Back to the balloon-cell analogy; to keep the air in the balloon, there are a few things we can tweak. If the wall of the balloon-cell (celloon?) get less permeable to water/air, less will flow through, keeping the celloon nice and happy. Or, we could put a little pump in the wall of the celloon to bring back water/air, re-inflating the celloon! It doesn't quite work for balloons but bacteria can also make themselves more salty on the inside in general, lowering the difference between inside the cell and outside of it, which slows down the outflow of water.
Great! So seafaring bacteria can regulate or reduce how much water they lose to their saline surroundings. That all costs more than not having those features, in terms of energy and nutrients, so outside of the sea they're less happy, but the good thing about the ocean is that there's food everywhere! Even at the deepest depths where the sun never reaches, minerals and metals from the Earth feed communities of microbes, which then feed bigger organisms too!

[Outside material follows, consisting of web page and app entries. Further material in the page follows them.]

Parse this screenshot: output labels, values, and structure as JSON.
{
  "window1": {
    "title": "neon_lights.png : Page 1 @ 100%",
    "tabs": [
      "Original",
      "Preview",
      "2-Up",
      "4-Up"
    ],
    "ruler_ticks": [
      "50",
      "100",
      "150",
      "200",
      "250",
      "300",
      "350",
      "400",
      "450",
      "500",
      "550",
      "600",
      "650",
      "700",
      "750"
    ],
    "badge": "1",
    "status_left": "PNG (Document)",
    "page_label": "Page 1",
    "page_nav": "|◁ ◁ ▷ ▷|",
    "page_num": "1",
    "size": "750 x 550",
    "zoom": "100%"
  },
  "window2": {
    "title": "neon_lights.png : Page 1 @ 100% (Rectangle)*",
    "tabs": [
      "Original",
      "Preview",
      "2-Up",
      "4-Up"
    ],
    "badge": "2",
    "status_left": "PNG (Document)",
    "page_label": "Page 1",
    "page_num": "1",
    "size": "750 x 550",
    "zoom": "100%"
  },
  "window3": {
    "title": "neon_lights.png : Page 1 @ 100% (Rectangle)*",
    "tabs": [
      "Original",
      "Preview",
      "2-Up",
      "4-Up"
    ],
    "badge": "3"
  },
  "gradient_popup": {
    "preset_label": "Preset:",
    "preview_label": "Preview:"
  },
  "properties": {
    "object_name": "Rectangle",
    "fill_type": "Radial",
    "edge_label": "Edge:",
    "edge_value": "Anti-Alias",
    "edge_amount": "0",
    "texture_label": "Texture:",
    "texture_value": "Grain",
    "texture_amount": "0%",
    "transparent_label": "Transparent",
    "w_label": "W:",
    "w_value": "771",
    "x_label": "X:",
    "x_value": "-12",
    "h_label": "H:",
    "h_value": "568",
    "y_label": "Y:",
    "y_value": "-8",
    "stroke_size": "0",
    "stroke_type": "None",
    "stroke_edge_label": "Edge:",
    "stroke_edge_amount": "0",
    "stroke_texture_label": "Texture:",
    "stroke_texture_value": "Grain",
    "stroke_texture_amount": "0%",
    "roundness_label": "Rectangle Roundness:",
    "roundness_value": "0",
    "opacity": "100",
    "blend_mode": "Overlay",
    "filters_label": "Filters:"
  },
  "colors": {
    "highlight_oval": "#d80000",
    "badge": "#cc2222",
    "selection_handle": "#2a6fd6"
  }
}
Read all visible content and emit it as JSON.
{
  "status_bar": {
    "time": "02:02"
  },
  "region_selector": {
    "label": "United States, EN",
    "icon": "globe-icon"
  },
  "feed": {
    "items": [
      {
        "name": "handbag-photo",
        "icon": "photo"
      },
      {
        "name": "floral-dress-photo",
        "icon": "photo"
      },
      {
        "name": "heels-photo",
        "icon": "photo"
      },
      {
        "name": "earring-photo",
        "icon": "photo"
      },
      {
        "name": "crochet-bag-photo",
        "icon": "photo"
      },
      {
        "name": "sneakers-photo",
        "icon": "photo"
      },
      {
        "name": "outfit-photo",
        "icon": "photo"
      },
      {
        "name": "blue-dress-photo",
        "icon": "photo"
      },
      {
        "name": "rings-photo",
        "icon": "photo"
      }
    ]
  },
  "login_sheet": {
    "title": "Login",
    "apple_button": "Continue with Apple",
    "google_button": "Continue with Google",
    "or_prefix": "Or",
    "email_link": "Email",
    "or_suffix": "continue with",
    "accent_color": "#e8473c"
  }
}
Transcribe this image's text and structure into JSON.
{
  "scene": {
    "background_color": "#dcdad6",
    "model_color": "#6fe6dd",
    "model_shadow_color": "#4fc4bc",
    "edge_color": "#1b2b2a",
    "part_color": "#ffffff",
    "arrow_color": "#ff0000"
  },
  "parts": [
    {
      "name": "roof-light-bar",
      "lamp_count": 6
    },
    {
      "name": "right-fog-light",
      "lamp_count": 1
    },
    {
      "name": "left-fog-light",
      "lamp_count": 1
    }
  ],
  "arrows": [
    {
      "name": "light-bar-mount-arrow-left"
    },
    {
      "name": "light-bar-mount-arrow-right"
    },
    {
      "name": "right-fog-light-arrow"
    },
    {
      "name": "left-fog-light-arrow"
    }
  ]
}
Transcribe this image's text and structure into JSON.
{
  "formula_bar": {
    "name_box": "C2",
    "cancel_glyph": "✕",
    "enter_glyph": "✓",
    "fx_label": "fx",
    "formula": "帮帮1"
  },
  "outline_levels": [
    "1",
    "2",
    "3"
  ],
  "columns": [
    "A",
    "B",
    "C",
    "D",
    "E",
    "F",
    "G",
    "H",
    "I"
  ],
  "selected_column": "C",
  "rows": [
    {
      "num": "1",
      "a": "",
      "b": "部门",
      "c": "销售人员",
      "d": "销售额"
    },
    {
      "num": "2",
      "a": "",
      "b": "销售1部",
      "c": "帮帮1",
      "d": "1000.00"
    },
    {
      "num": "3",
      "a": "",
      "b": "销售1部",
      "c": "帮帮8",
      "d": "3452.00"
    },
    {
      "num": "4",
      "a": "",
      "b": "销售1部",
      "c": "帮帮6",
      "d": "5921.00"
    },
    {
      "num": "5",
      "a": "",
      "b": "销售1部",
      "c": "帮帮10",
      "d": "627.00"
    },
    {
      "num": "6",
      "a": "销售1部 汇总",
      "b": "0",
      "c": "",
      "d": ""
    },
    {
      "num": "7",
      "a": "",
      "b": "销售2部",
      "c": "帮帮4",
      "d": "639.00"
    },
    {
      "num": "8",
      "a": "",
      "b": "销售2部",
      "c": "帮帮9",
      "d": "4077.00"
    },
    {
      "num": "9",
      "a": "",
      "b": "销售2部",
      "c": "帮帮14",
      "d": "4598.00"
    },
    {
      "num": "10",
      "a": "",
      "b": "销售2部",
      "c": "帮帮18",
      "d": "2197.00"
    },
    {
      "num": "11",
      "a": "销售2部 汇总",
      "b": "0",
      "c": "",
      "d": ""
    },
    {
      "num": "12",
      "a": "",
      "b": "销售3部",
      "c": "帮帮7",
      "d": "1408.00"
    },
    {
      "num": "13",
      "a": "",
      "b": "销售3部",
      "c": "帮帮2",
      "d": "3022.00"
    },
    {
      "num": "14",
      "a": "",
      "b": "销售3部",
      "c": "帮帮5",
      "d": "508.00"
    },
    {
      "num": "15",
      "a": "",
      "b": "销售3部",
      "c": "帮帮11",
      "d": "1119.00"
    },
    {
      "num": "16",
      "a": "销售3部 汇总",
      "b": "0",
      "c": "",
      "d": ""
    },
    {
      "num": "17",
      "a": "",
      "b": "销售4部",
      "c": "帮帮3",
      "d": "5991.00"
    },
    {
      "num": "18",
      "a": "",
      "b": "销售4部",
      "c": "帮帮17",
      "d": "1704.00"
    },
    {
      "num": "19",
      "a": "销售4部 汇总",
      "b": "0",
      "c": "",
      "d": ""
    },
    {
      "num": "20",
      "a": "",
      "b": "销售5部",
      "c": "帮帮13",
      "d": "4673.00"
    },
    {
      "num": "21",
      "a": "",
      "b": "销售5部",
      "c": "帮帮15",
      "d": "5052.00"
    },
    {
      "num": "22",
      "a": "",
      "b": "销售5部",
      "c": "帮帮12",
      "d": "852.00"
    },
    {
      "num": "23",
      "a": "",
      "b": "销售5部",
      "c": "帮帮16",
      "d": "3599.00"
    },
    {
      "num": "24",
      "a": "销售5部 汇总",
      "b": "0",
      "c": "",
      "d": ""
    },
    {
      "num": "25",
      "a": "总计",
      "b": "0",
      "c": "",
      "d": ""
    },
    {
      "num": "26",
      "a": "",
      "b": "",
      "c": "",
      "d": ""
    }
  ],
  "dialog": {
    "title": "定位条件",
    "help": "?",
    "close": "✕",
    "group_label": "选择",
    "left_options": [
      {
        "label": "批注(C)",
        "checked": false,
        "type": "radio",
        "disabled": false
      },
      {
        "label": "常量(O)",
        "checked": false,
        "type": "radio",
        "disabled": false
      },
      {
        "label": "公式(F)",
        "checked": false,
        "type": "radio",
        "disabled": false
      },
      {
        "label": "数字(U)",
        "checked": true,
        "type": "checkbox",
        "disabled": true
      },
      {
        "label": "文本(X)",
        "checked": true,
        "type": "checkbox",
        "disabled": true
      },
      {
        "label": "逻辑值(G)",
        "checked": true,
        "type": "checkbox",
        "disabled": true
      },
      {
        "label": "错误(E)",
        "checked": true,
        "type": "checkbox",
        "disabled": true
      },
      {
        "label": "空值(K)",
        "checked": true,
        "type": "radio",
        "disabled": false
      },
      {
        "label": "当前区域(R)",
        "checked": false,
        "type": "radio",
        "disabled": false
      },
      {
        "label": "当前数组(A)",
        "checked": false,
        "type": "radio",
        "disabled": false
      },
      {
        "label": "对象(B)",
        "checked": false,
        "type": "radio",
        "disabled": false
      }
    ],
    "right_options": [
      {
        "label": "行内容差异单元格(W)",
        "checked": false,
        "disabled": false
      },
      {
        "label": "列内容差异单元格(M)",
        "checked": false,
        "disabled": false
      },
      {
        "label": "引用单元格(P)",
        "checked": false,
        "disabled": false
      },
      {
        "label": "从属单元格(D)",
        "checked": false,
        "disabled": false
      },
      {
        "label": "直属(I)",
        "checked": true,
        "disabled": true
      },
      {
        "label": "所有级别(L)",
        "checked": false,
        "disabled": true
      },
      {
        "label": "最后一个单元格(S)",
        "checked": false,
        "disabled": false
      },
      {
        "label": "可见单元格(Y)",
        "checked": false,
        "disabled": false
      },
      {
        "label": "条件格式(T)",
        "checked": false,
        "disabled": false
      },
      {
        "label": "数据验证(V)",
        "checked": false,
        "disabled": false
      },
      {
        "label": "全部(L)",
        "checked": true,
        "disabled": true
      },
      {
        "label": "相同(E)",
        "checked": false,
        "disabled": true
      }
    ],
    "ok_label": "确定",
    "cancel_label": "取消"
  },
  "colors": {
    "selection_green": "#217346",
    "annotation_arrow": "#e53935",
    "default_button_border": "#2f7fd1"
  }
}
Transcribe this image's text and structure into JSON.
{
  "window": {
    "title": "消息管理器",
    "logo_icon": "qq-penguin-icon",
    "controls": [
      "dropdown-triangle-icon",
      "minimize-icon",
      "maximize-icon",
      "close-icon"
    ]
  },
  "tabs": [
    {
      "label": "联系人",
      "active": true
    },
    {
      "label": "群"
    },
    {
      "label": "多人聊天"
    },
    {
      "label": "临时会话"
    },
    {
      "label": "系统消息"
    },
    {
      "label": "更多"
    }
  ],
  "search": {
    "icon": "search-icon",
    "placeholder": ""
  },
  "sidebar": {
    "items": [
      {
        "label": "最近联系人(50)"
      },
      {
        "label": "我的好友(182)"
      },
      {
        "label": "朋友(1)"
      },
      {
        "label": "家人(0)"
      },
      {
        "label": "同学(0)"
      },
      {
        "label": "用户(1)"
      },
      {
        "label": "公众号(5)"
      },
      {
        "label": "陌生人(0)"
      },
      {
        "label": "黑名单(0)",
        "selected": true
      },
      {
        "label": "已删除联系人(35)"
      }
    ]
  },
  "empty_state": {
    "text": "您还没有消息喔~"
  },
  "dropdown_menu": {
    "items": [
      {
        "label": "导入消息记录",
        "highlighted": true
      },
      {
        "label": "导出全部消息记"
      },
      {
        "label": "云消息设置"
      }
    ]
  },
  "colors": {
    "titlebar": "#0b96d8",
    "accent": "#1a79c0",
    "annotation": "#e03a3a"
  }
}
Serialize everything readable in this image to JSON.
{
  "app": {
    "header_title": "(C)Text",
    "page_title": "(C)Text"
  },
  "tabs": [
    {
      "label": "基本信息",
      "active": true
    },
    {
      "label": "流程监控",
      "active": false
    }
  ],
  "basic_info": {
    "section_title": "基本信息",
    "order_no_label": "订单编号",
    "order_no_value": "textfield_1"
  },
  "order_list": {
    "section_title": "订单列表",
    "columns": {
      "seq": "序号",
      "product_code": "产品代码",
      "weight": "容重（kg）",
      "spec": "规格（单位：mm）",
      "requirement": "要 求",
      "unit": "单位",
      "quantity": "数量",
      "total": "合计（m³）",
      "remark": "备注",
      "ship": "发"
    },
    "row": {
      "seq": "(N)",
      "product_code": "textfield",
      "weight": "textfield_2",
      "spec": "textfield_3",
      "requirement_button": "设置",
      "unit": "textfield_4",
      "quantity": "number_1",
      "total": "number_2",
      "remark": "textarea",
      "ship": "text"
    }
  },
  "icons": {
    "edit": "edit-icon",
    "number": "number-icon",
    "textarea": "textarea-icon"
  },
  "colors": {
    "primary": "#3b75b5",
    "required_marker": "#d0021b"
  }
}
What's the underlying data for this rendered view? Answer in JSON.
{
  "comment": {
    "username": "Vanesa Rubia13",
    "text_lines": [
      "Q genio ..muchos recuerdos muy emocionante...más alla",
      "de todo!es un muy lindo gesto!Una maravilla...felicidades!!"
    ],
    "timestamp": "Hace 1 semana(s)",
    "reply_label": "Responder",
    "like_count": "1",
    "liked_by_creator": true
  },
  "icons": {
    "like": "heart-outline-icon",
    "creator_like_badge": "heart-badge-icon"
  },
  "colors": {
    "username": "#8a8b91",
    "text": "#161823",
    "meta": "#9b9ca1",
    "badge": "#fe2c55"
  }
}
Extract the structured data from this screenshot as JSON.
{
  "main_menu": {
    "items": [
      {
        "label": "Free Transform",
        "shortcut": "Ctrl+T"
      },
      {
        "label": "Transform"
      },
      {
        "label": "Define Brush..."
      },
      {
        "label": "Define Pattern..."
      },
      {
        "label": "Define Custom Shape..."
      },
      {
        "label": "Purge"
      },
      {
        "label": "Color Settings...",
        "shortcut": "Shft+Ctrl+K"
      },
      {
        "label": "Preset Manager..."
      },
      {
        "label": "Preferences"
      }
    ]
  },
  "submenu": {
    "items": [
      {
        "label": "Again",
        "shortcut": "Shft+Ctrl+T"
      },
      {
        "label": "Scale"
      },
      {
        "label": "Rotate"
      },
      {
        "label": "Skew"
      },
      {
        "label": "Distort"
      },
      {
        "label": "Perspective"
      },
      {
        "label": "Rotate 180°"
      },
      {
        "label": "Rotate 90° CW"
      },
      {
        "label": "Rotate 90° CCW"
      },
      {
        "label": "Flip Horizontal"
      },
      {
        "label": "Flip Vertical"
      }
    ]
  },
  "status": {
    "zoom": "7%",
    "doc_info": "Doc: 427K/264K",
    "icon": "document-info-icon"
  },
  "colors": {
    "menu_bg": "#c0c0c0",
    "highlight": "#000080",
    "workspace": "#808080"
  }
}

In all, it sounds like a pretty sweet deal for the microbes if they can just evolve to be sea-worthy! Although of course, a planet-sized volume of nutritious water full of bacteria will also be a great thing for those that feed on them, and so there are more bacteria-killing viruses in the sea than anywhere else in the world... Life's never free from danger for bacteria, even in the sea! Although if it was, the ocean might be a bit more soupy with all the bacteria, and swimming would be trickier for we humans...